Reader’s Tales of Urban Wildlife, Part 2
The sky over Manhattan looked oddly bruised and swollen this morning, a fitting sky for the end of the world.
You do know that the end of the world is happening (again) today, according to the latest in an endless stream of crackpot theories. Today’s prediction is brought to you by the ancient Mayans. Their calendar ends today, and apparently the world can’t go on without its Mayan datebook. At least, this is a rather more democratically wholesale approach to the end of the world than the Christian apocalypse. There’s no Rapture to whisk away believers before the apocalypse, just death and destruction for all.
Oh, wait, will you look at that? Here comes the sun.

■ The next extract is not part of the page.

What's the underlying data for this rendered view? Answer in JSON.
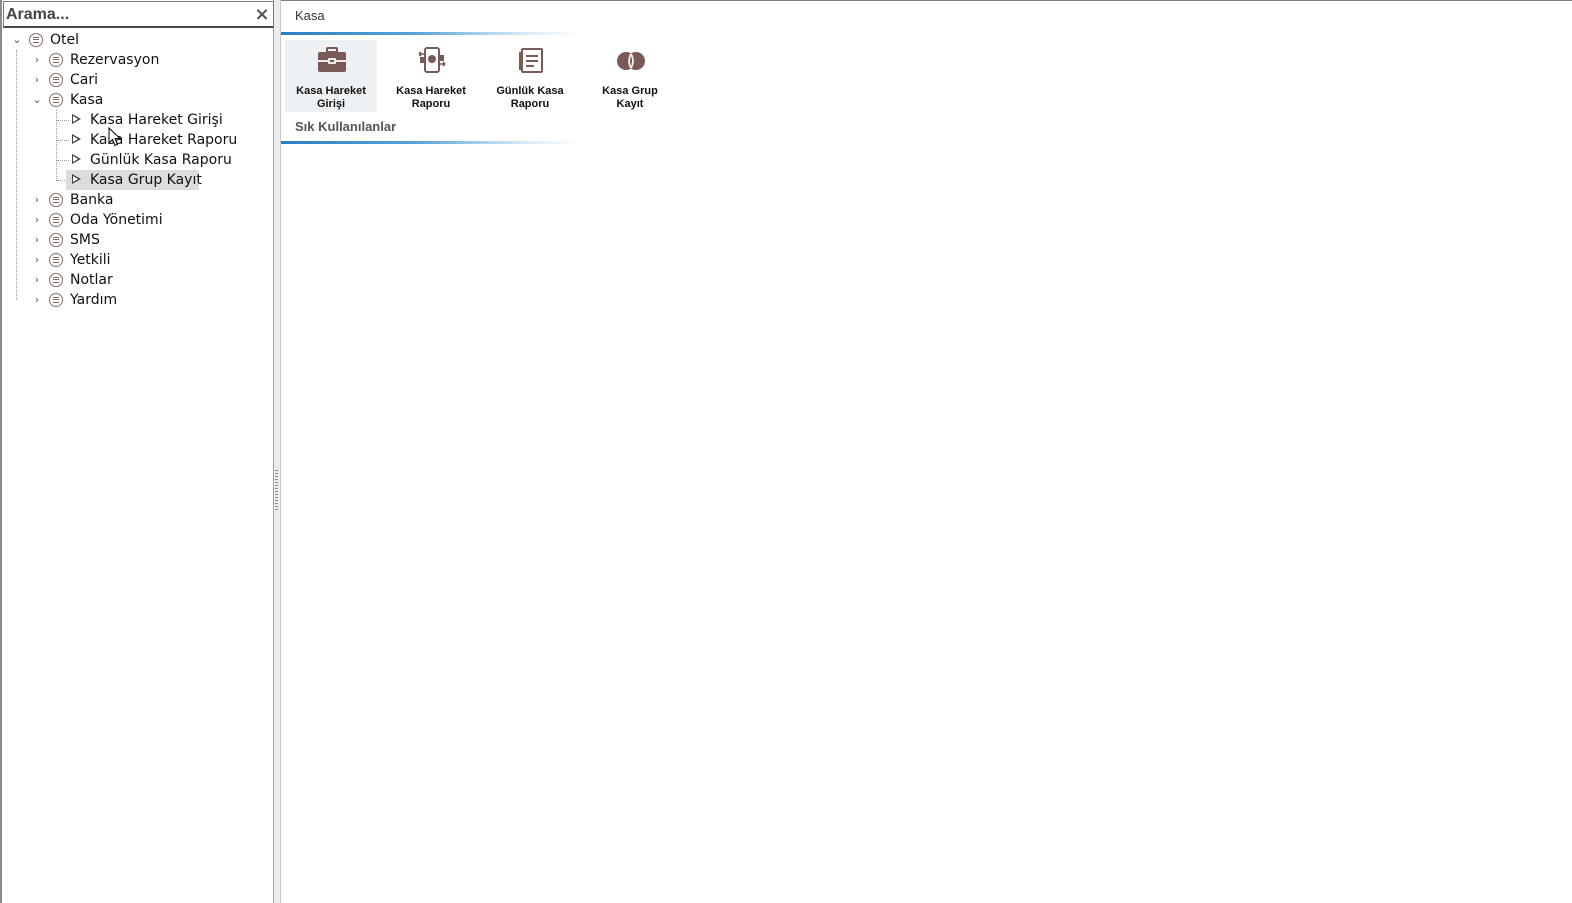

Maybe today is just one more of earth’s four and a half billion-and-still-counting first days of winter. Happy winter solstice!
And anyway, end of the world or not, the dog still needs to be walked, and people, animals and the planet itself still need real help.

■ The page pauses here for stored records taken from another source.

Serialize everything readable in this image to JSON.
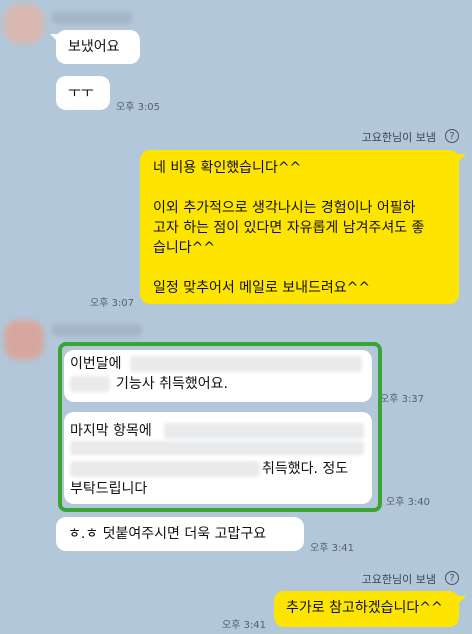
{
  "colors": {
    "background": "#b2c7da",
    "my_bubble": "#fee500",
    "other_bubble": "#ffffff",
    "highlight": "#3aa535"
  },
  "messages": {
    "m1": {
      "text": "보냈어요"
    },
    "m2": {
      "text": "ㅜㅜ",
      "time": "오후 3:05"
    },
    "m3": {
      "sender": "고요한님이 보냄",
      "lines": [
        "네 비용 확인했습니다^^",
        "이외 추가적으로 생각나시는 경험이나 어필하",
        "고자 하는 점이 있다면 자유롭게 남겨주셔도 좋",
        "습니다^^",
        "일정 맞추어서 메일로 보내드려요^^"
      ],
      "time": "오후 3:07"
    },
    "m4": {
      "line1": "이번달에",
      "line2": "기능사 취득했어요.",
      "time": "오후 3:37"
    },
    "m5": {
      "line1": "마지막 항목에",
      "line3": "취득했다. 정도",
      "line4": "부탁드립니다",
      "time": "오후 3:40"
    },
    "m6": {
      "text": "ㅎ.ㅎ 덧붙여주시면 더욱 고맙구요",
      "time": "오후 3:41"
    },
    "m7": {
      "sender": "고요한님이 보냄",
      "text": "추가로 참고하겠습니다^^",
      "time": "오후 3:41"
    }
  },
  "icons": {
    "help": "?"
  }
}
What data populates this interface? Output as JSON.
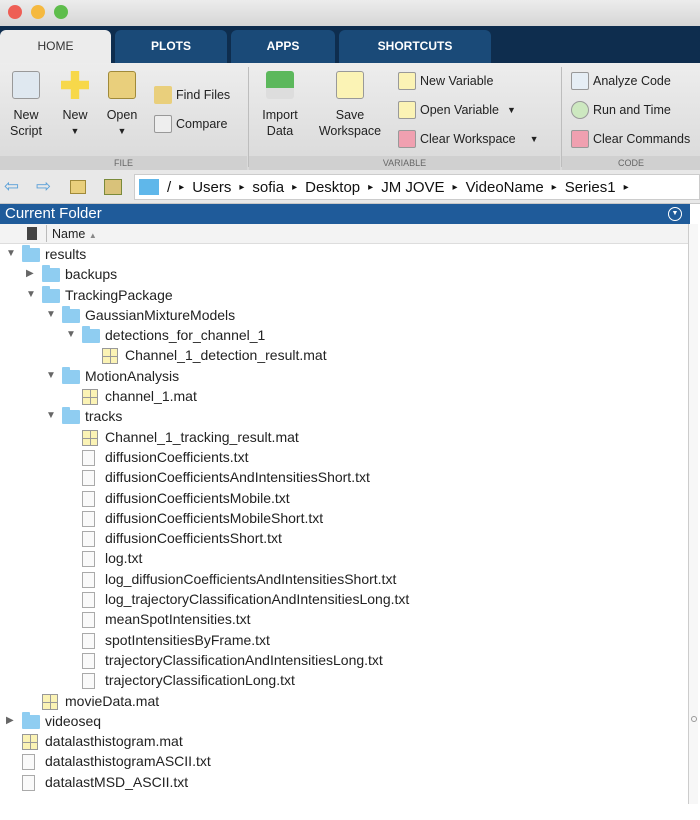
{
  "window": {
    "dots": [
      "#ee5e55",
      "#f5b940",
      "#5ebd4c"
    ]
  },
  "tabs": [
    {
      "label": "HOME",
      "active": true
    },
    {
      "label": "PLOTS"
    },
    {
      "label": "APPS"
    },
    {
      "label": "SHORTCUTS"
    }
  ],
  "ribbon": {
    "file": {
      "section": "FILE",
      "new_script": "New\nScript",
      "new": "New",
      "open": "Open",
      "find_files": "Find Files",
      "compare": "Compare"
    },
    "variable": {
      "section": "VARIABLE",
      "import_data": "Import\nData",
      "save_workspace": "Save\nWorkspace",
      "new_variable": "New Variable",
      "open_variable": "Open Variable",
      "clear_workspace": "Clear Workspace"
    },
    "code": {
      "section": "CODE",
      "analyze_code": "Analyze Code",
      "run_and_time": "Run and Time",
      "clear_commands": "Clear Commands"
    }
  },
  "path": [
    "/",
    "Users",
    "sofia",
    "Desktop",
    "JM JOVE",
    "VideoName",
    "Series1"
  ],
  "panel": {
    "title": "Current Folder",
    "column_name": "Name"
  },
  "tree": [
    {
      "name": "results",
      "type": "folder",
      "depth": 0,
      "state": "open"
    },
    {
      "name": "backups",
      "type": "folder",
      "depth": 1,
      "state": "closed"
    },
    {
      "name": "TrackingPackage",
      "type": "folder",
      "depth": 1,
      "state": "open"
    },
    {
      "name": "GaussianMixtureModels",
      "type": "folder",
      "depth": 2,
      "state": "open"
    },
    {
      "name": "detections_for_channel_1",
      "type": "folder",
      "depth": 3,
      "state": "open"
    },
    {
      "name": "Channel_1_detection_result.mat",
      "type": "mat",
      "depth": 4
    },
    {
      "name": "MotionAnalysis",
      "type": "folder",
      "depth": 2,
      "state": "open"
    },
    {
      "name": "channel_1.mat",
      "type": "mat",
      "depth": 3
    },
    {
      "name": "tracks",
      "type": "folder",
      "depth": 2,
      "state": "open"
    },
    {
      "name": "Channel_1_tracking_result.mat",
      "type": "mat",
      "depth": 3
    },
    {
      "name": "diffusionCoefficients.txt",
      "type": "txt",
      "depth": 3
    },
    {
      "name": "diffusionCoefficientsAndIntensitiesShort.txt",
      "type": "txt",
      "depth": 3
    },
    {
      "name": "diffusionCoefficientsMobile.txt",
      "type": "txt",
      "depth": 3
    },
    {
      "name": "diffusionCoefficientsMobileShort.txt",
      "type": "txt",
      "depth": 3
    },
    {
      "name": "diffusionCoefficientsShort.txt",
      "type": "txt",
      "depth": 3
    },
    {
      "name": "log.txt",
      "type": "txt",
      "depth": 3
    },
    {
      "name": "log_diffusionCoefficientsAndIntensitiesShort.txt",
      "type": "txt",
      "depth": 3
    },
    {
      "name": "log_trajectoryClassificationAndIntensitiesLong.txt",
      "type": "txt",
      "depth": 3
    },
    {
      "name": "meanSpotIntensities.txt",
      "type": "txt",
      "depth": 3
    },
    {
      "name": "spotIntensitiesByFrame.txt",
      "type": "txt",
      "depth": 3
    },
    {
      "name": "trajectoryClassificationAndIntensitiesLong.txt",
      "type": "txt",
      "depth": 3
    },
    {
      "name": "trajectoryClassificationLong.txt",
      "type": "txt",
      "depth": 3
    },
    {
      "name": "movieData.mat",
      "type": "mat",
      "depth": 1
    },
    {
      "name": "videoseq",
      "type": "folder",
      "depth": 0,
      "state": "closed"
    },
    {
      "name": "datalasthistogram.mat",
      "type": "mat",
      "depth": 0
    },
    {
      "name": "datalasthistogramASCII.txt",
      "type": "txt",
      "depth": 0
    },
    {
      "name": "datalastMSD_ASCII.txt",
      "type": "txt",
      "depth": 0
    }
  ]
}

So in celebration of the on-going work of living together in the world, here is a beautiful story told by a reader who entered our recent Urban Wildlife Contest. (To read other reader entries, visit Readers’ Tales of Urban Wildlife.) Linda Ekstrand of New York City describes seeing a tiny bird stranded on the sidewalk. Unlike many of us in a similar situation, Linda picked up the “beguiling” bird, and carefully carried it across town to the Wild Bird Fund for rehabilitation.
On election day I went to my old neighborhood just twelve blocks away from my present apartment. I stopped in a hardware store on 78th and York and while I searched for a light bulb, I overheard someone say ” there is a cute little bird here.” I assumed it was a toy, but I heard activity at the door and realized there was a small commotion. Then at the bus stop right outside the store I saw a tiny little bundle of feathers being photographed by a young girl and her brother using an iPhone. They helped me look for a nest, but obviously that would have been difficult to see if it existed at all. I scooped up the bird and decided to take it to the Wild Bird Fund. Since I was holding it, I did not want to risk getting on a bus and losing it or, worse, being crushed, so I walked through the park with it cupped in my hand.
It was a delightful walk, but slightly uncomfortable as I was holding it so carefully. I realized this was an adult bird because it had a long beak. When we arrived at the Wild Bird, they took it in and determined that it was a Kinglet, a migratory bird slightly larger than a hummingbird. The bird was totally unafraid of humans and jumped on me and curtains and anything it could find while we waited for it to be admitted. I was totally charmed by the bird and, truthfully, I wished I could have kept it.